[What to do]
Tell how many lines in the data below hold the string "Modeled"; give nothing but the number.

==================================================

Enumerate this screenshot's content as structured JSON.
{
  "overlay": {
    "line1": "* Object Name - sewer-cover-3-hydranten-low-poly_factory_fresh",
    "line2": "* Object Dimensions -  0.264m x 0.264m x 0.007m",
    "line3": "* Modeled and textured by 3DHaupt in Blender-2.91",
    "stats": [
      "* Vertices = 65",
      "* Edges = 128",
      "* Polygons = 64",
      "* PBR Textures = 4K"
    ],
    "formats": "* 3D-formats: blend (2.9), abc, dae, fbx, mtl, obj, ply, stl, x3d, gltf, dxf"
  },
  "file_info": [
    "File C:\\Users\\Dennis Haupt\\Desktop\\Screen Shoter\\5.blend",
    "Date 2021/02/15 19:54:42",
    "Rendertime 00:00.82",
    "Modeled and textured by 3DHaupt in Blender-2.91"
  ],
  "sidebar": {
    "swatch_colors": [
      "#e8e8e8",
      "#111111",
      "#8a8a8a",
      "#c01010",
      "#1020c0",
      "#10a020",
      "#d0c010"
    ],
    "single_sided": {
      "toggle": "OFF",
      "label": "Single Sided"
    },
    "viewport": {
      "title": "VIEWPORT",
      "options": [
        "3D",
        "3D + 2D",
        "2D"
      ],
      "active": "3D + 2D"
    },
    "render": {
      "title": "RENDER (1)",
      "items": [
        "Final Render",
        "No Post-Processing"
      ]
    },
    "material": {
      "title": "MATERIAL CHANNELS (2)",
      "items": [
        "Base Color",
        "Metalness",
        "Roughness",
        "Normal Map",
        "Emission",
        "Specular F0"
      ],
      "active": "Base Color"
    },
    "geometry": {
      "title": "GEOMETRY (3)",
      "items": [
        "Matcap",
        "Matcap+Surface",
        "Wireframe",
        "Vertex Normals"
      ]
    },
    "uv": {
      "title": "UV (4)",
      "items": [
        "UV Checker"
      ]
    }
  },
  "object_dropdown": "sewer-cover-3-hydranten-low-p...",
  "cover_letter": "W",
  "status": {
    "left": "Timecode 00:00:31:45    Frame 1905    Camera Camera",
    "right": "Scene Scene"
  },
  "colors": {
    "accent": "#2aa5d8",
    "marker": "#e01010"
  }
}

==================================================

[Exercise response]
2